The report noted that prostitution is not illegal in Cartagena, and that "prostitution is not specifically addressed in [Secret Service] standards of conduct..." However, the report added, "[Secret Service] officials asserted that solicitation of prostitutes violated standards, which state that 'employees shall not engage in criminal, infamous, dishonest, immoral or notoriously disgraceful conduct or other conduct prejudicial to the [United States] government.'"
At least one establishment that Secret Service personnel visited was considered to be a "reputable" establishment, the report found. It also noted that the agency acknowledged investigating allegations of solicitation on another trip, in El Salvador. That suggests that Secret Service leaders are aware that the events in Colombia were not unique.
In the latest report, the IG limited his findings solely to the integrity of the Secret Service's investigation, which began on April 12, 2012, the morning that agency managers were alerted that one of their agents had refused to pay a prostitute he met the night before at a nightclub in Cartagena. President Obama was on his way to attend the Summit of the Americas. Owing to his imminent arrival, the IG determined that Secret Service managers followed proper procedures when they relieved eleven employees implicated in the events of their duties, sent them out of the country, and suspended their security clearances, which effectively disqualified them from any sensitive work, including protecting the President.
The report also found that the Secret Service determined the security of President Obama was not jeopardized when the men brought foreign nationals back to their hotel rooms, and that no sensitive information was in danger of being discovered. The Secret Service employees had not been briefed on the details of the security plan for the President's visit, and consequently possessed no information that could have put him in danger, the report found.
The report passes no judgement as to whether the punishment meted out against the employees involved was fair or appropriate. Nine of the employees were eventually forced out of the agency or allowed to resign. At least one is appealing his termination and asking to be reinstated.
The Inspector General's report will do little to settle questions about Secret Service culture, and whether there is an attitude of permissiveness or a tendency to overlook indiscretions by some employees more than others. Another IG report, released in February 2001 by the Treasury Department, which used to oversee the agency, found that discipline was not administered evenly, and that decisions on whether to refer misconduct for investigation was left to the discretion of employees' managers. A subsequent investigation in 2002 by U.S. News & World Report found that employees were more likely to evade punishment for sexual harassment, drunk driving, and other offenses if they had good relationships with their bosses and could count on their protection.
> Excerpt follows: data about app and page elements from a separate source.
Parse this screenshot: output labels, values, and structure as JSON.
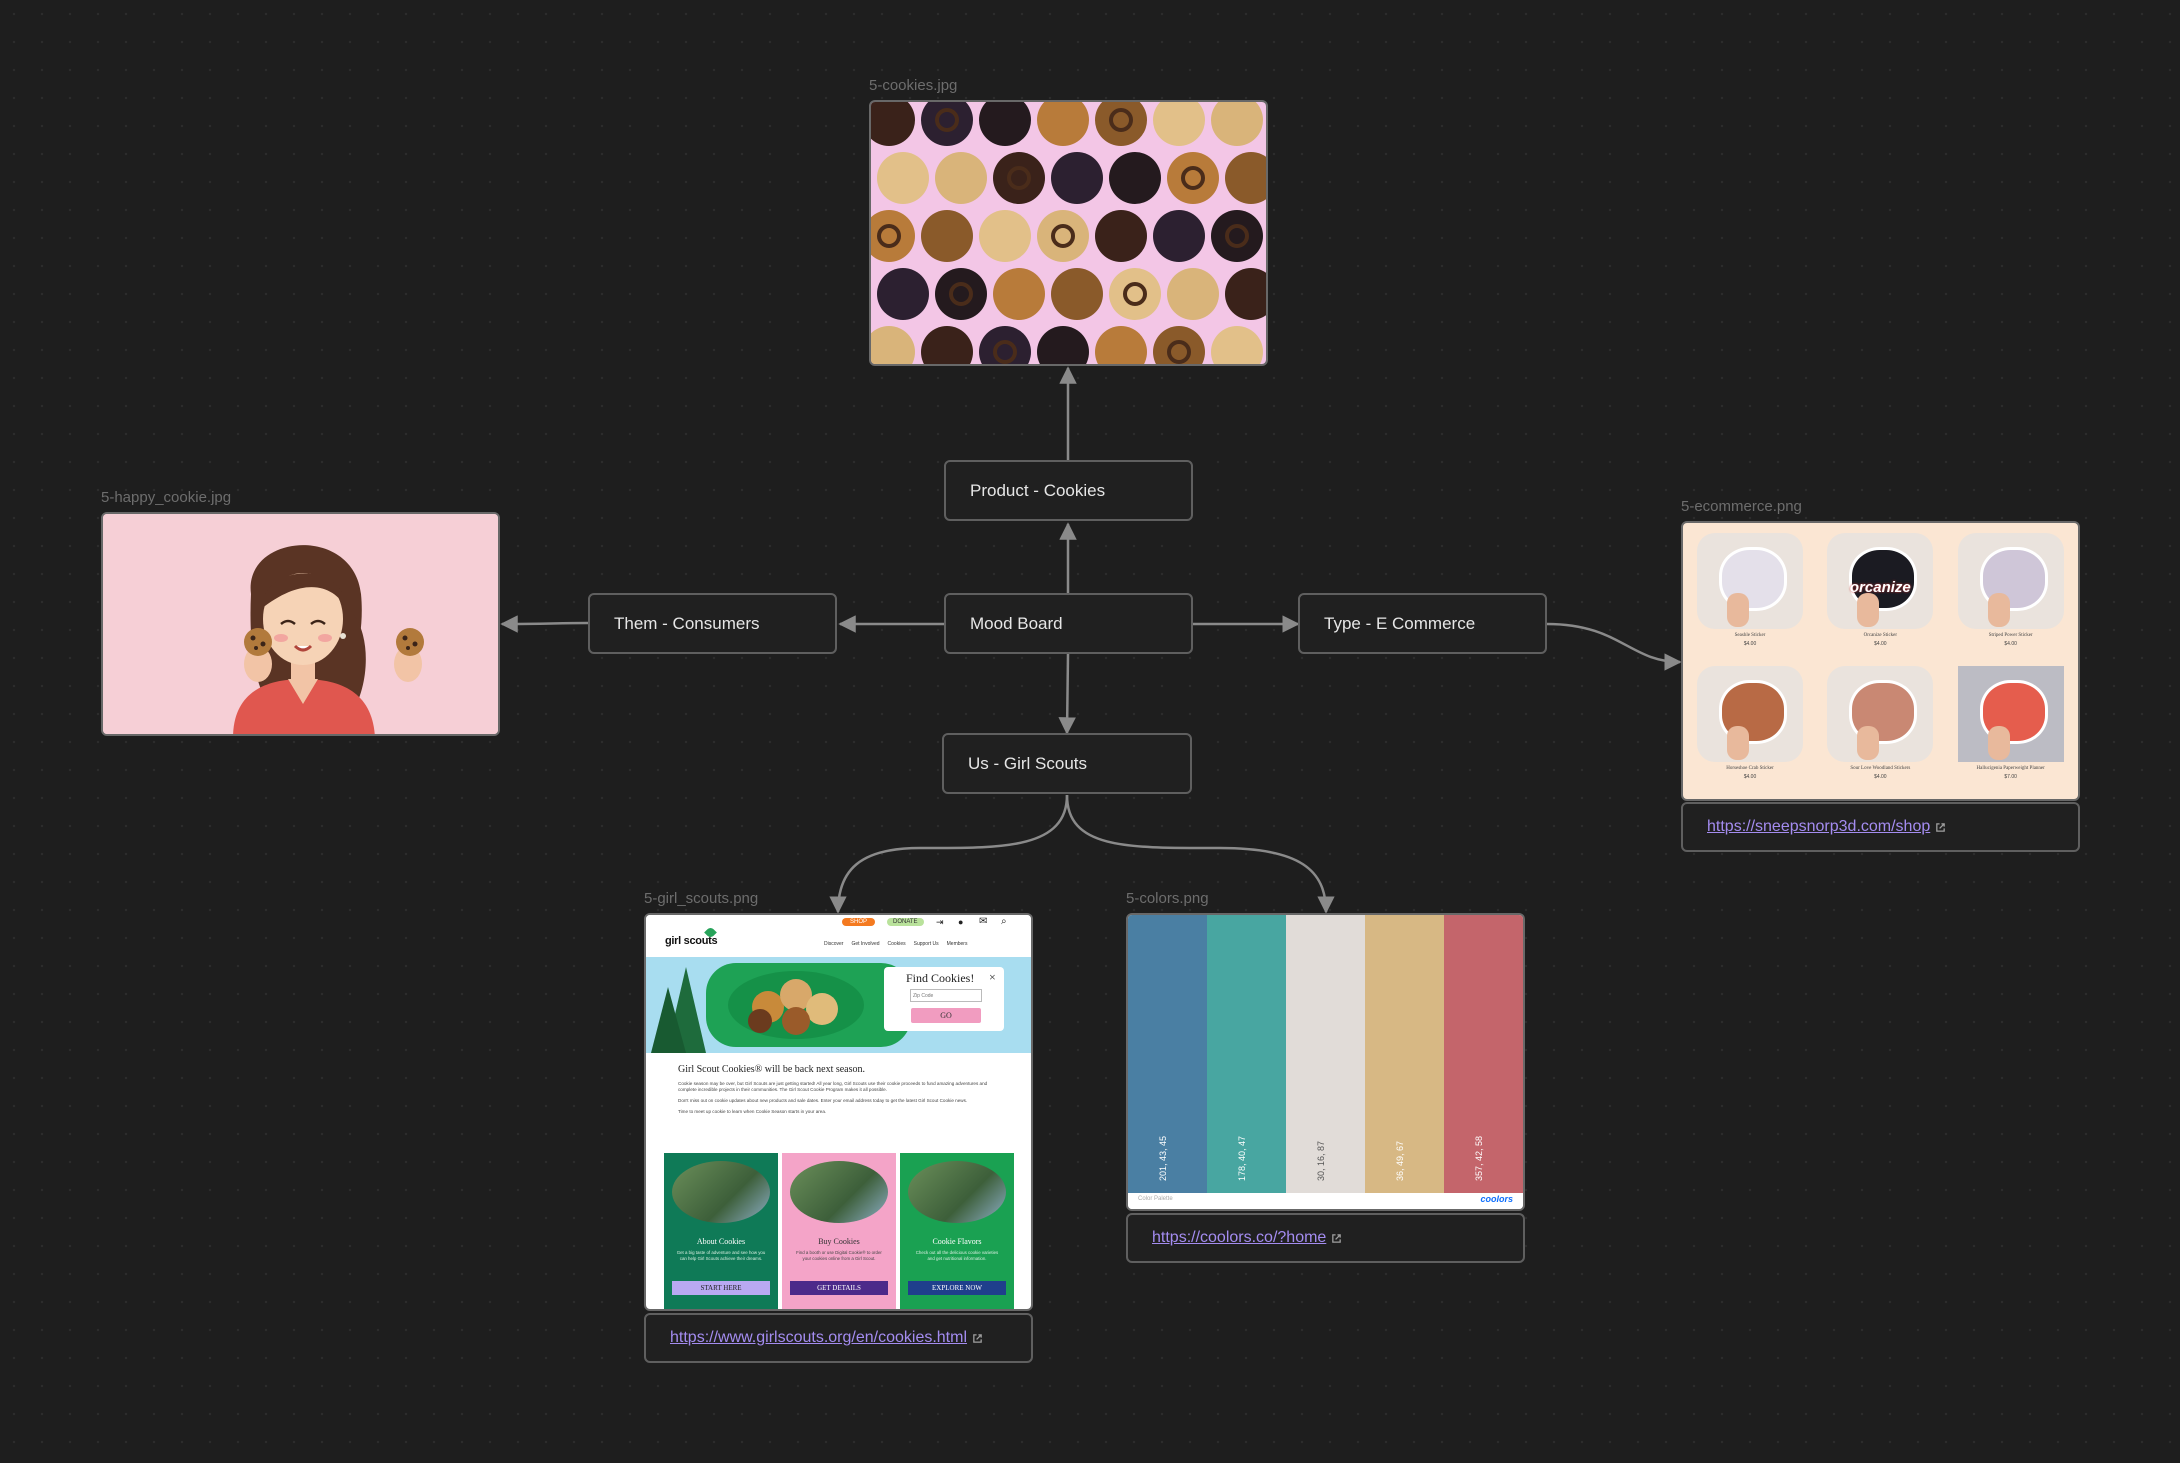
{
  "canvas": {
    "central": "Mood Board",
    "product": "Product - Cookies",
    "them": "Them - Consumers",
    "type": "Type - E Commerce",
    "us": "Us - Girl Scouts"
  },
  "files": {
    "cookies": {
      "label": "5-cookies.jpg"
    },
    "happy_cookie": {
      "label": "5-happy_cookie.jpg"
    },
    "ecommerce": {
      "label": "5-ecommerce.png",
      "link": "https://sneepsnorp3d.com/shop",
      "products": [
        {
          "name": "Seashle Sticker",
          "price": "$4.00",
          "word": ""
        },
        {
          "name": "Orcanize Sticker",
          "price": "$4.00",
          "word": "orcanize"
        },
        {
          "name": "Striped Power Sticker",
          "price": "$4.00",
          "word": ""
        },
        {
          "name": "Horseshoe Crab Sticker",
          "price": "$4.00",
          "word": ""
        },
        {
          "name": "Sour Love Woodland Stickers",
          "price": "$4.00",
          "word": ""
        },
        {
          "name": "Hallucigenia Paperweight Planner",
          "price": "$7.00",
          "word": ""
        }
      ]
    },
    "girl_scouts": {
      "label": "5-girl_scouts.png",
      "link": "https://www.girlscouts.org/en/cookies.html",
      "shop_btn": "SHOP",
      "donate_btn": "DONATE",
      "logo": "girl scouts",
      "nav": [
        "Discover",
        "Get Involved",
        "Cookies",
        "Support Us",
        "Members"
      ],
      "find_title": "Find Cookies!",
      "find_close": "×",
      "zip_placeholder": "Zip Code",
      "go": "GO",
      "headline": "Girl Scout Cookies® will be back next season.",
      "paragraphs": [
        "Cookie season may be over, but Girl Scouts are just getting started! All year long, Girl Scouts use their cookie proceeds to fund amazing adventures and complete incredible projects in their communities. The Girl Scout Cookie Program makes it all possible.",
        "Don't miss out on cookie updates about new products and sale dates. Enter your email address today to get the latest Girl Scout Cookie news.",
        "Time to meet up cookie to learn when Cookie Season starts in your area."
      ],
      "cards": [
        {
          "title": "About Cookies",
          "text": "Get a big taste of adventure and see how you can help Girl Scouts achieve their dreams.",
          "button": "START HERE"
        },
        {
          "title": "Buy Cookies",
          "text": "Find a booth or use Digital Cookie® to order your cookies online from a Girl Scout.",
          "button": "GET DETAILS"
        },
        {
          "title": "Cookie Flavors",
          "text": "Check out all the delicious cookie varieties and get nutritional information.",
          "button": "EXPLORE NOW"
        }
      ]
    },
    "colors": {
      "label": "5-colors.png",
      "link": "https://coolors.co/?home",
      "footer_left": "Color Palette",
      "brand": "coolors",
      "swatches": [
        {
          "hex": "#4a7fa3",
          "text": "201, 43, 45"
        },
        {
          "hex": "#48a6a1",
          "text": "178, 40, 47"
        },
        {
          "hex": "#e1dcd8",
          "text": "30, 16, 87"
        },
        {
          "hex": "#d7b884",
          "text": "36, 49, 67"
        },
        {
          "hex": "#c4656b",
          "text": "357, 42, 58"
        }
      ]
    }
  },
  "colors": {
    "background": "#1e1e1e",
    "node_border": "#5f5f5f",
    "edge": "#8a8a8a",
    "link": "#a48cf0",
    "label": "#6d6d6d"
  }
}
The report sheds little new light on the facts surrounding the evening of April 11, 2012, and it doesn't alter the official version of events that has been conveyed in news reports and congressional testimony.
In its investigation of the Colombia affair, the Secret Service interviewed 232 subjects and witnesses, sent four inspectors to Colombia, reviewed "thousands of e-mail messages," and administered 14 polygraph examinations, according to the report. There is no mention of the fact that Inspector General investigators have been unable to conduct their own interviews in Colombia with the women involved or knowledgeable hotel staff, because the Justice Department has reportedly not granted the IG that authority.
The report was reviewed by the Secret Service Director, who wrote in a formal reply, "We are pleased to note that the OIG's review of our investigation found that the [Secret Service] acted expeditiously, appropriately, and professionally" in the investigation of its employees.